> **Task prompt**:
The answer should contain every record below, output exactly.

[Information provided — start]

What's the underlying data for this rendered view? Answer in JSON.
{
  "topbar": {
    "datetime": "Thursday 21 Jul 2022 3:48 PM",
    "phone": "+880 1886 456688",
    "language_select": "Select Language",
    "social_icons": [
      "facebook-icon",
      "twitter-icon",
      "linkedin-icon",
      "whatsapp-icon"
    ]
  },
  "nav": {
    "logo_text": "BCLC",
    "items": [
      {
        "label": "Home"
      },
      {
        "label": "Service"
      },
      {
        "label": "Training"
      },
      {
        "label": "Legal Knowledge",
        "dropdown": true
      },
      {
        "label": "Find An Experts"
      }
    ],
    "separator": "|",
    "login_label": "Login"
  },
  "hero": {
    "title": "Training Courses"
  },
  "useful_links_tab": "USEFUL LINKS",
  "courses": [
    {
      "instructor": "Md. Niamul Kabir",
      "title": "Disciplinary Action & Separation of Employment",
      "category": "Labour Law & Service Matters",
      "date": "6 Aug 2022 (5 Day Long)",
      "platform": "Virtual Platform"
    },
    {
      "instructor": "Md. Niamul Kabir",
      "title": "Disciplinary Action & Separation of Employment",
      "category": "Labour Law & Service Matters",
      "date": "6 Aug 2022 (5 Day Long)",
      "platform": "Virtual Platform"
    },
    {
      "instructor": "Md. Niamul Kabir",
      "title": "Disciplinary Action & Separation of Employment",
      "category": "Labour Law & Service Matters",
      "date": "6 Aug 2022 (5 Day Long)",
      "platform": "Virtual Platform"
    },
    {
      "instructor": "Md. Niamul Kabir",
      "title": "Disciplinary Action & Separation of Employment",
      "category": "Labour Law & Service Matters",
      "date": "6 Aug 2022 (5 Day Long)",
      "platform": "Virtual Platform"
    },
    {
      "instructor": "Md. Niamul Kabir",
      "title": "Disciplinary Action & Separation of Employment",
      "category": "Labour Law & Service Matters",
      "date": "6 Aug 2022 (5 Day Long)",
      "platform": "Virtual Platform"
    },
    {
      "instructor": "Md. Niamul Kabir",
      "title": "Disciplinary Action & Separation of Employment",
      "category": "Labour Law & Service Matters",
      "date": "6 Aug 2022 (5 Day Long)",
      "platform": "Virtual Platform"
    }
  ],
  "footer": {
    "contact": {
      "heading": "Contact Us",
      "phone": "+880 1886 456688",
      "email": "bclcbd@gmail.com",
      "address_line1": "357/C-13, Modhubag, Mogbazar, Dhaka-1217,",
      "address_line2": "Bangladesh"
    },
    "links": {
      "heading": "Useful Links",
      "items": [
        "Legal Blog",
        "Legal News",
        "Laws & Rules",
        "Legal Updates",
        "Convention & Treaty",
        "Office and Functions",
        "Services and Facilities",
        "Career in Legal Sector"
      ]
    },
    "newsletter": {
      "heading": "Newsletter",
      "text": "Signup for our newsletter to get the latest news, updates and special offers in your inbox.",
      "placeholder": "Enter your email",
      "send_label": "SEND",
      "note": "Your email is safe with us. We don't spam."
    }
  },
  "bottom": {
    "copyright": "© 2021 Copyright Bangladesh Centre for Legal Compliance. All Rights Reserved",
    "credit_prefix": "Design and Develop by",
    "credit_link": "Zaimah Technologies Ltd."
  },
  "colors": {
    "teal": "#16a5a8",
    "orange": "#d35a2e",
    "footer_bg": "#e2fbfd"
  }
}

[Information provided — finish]

> **Answer space**:
What's the underlying data for this rendered view? Answer in JSON.
{
  "topbar": {
    "datetime": "Thursday 21 Jul 2022 3:48 PM",
    "phone": "+880 1886 456688",
    "language_select": "Select Language",
    "social_icons": [
      "facebook-icon",
      "twitter-icon",
      "linkedin-icon",
      "whatsapp-icon"
    ]
  },
  "nav": {
    "logo_text": "BCLC",
    "items": [
      {
        "label": "Home"
      },
      {
        "label": "Service"
      },
      {
        "label": "Training"
      },
      {
        "label": "Legal Knowledge",
        "dropdown": true
      },
      {
        "label": "Find An Experts"
      }
    ],
    "separator": "|",
    "login_label": "Login"
  },
  "hero": {
    "title": "Training Courses"
  },
  "useful_links_tab": "USEFUL LINKS",
  "courses": [
    {
      "instructor": "Md. Niamul Kabir",
      "title": "Disciplinary Action & Separation of Employment",
      "category": "Labour Law & Service Matters",
      "date": "6 Aug 2022 (5 Day Long)",
      "platform": "Virtual Platform"
    },
    {
      "instructor": "Md. Niamul Kabir",
      "title": "Disciplinary Action & Separation of Employment",
      "category": "Labour Law & Service Matters",
      "date": "6 Aug 2022 (5 Day Long)",
      "platform": "Virtual Platform"
    },
    {
      "instructor": "Md. Niamul Kabir",
      "title": "Disciplinary Action & Separation of Employment",
      "category": "Labour Law & Service Matters",
      "date": "6 Aug 2022 (5 Day Long)",
      "platform": "Virtual Platform"
    },
    {
      "instructor": "Md. Niamul Kabir",
      "title": "Disciplinary Action & Separation of Employment",
      "category": "Labour Law & Service Matters",
      "date": "6 Aug 2022 (5 Day Long)",
      "platform": "Virtual Platform"
    },
    {
      "instructor": "Md. Niamul Kabir",
      "title": "Disciplinary Action & Separation of Employment",
      "category": "Labour Law & Service Matters",
      "date": "6 Aug 2022 (5 Day Long)",
      "platform": "Virtual Platform"
    },
    {
      "instructor": "Md. Niamul Kabir",
      "title": "Disciplinary Action & Separation of Employment",
      "category": "Labour Law & Service Matters",
      "date": "6 Aug 2022 (5 Day Long)",
      "platform": "Virtual Platform"
    }
  ],
  "footer": {
    "contact": {
      "heading": "Contact Us",
      "phone": "+880 1886 456688",
      "email": "bclcbd@gmail.com",
      "address_line1": "357/C-13, Modhubag, Mogbazar, Dhaka-1217,",
      "address_line2": "Bangladesh"
    },
    "links": {
      "heading": "Useful Links",
      "items": [
        "Legal Blog",
        "Legal News",
        "Laws & Rules",
        "Legal Updates",
        "Convention & Treaty",
        "Office and Functions",
        "Services and Facilities",
        "Career in Legal Sector"
      ]
    },
    "newsletter": {
      "heading": "Newsletter",
      "text": "Signup for our newsletter to get the latest news, updates and special offers in your inbox.",
      "placeholder": "Enter your email",
      "send_label": "SEND",
      "note": "Your email is safe with us. We don't spam."
    }
  },
  "bottom": {
    "copyright": "© 2021 Copyright Bangladesh Centre for Legal Compliance. All Rights Reserved",
    "credit_prefix": "Design and Develop by",
    "credit_link": "Zaimah Technologies Ltd."
  },
  "colors": {
    "teal": "#16a5a8",
    "orange": "#d35a2e",
    "footer_bg": "#e2fbfd"
  }
}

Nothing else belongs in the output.